When we find a brand that is failing to keep pace with its competitors, we look at its dispersion. This is usally the error.
Distribution is a complicated and precise undertaking.
the madison avenue myth
If the product does not meet some existing desire or need of the consumer, the advertising will ultimately fail.
Advertising does not synthesize desires. Desires instead synthesize advertising.
There is almost no kind of product now on the market that did not exist in more primitive form thousands of years ago.
"Repeat purchases" are the economic scale on which these mass products are weighted, and the power of the advertising man is no great than the power of his product to survive.
At the very least, a manufacturer must match his competitors' products. If he is looking for real growth, he must excel them.
People don't need art, music, literature, newspapers, historians, wheels, calendars philosophy...all that people really need is a cave, a piece of meat, and possibly, a fire.
the new entrepreneurs
advertising is merely a substitute for a personal sales force.
advertising cannot combat a downtrend against a kind of product and ti cannot start an uptrend, unless there is some a priori utility or desire.
True role of advertising principle:

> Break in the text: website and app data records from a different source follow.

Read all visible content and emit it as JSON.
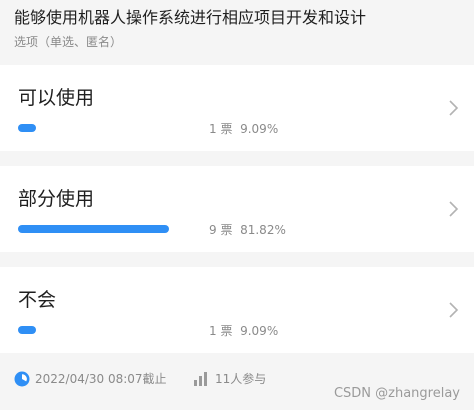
{
  "poll": {
    "title": "能够使用机器人操作系统进行相应项目开发和设计",
    "subtitle": "选项（单选、匿名）"
  },
  "options": [
    {
      "label": "可以使用",
      "votes_text": "1 票",
      "percent_text": "9.09%",
      "fraction": 0.0909
    },
    {
      "label": "部分使用",
      "votes_text": "9 票",
      "percent_text": "81.82%",
      "fraction": 0.8182
    },
    {
      "label": "不会",
      "votes_text": "1 票",
      "percent_text": "9.09%",
      "fraction": 0.0909
    }
  ],
  "footer": {
    "deadline": "2022/04/30 08:07截止",
    "participants": "11人参与"
  },
  "watermark": "CSDN @zhangrelay",
  "colors": {
    "accent": "#2f8ff5",
    "card": "#ffffff",
    "background": "#f5f5f5",
    "muted_text": "#8a8a8a"
  },
  "icons": {
    "chevron": "chevron-right-icon",
    "deadline": "clock-icon",
    "participants": "bar-stats-icon"
  }
}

It is not to create some "new desire" and fill it with some useless product for which the public has no real need. The true role of advertising is exactly that of the first salesman ever hired by the manufacturer - to get business away from its competitors. Or as the economists phrase it, "shift the demand curve between products"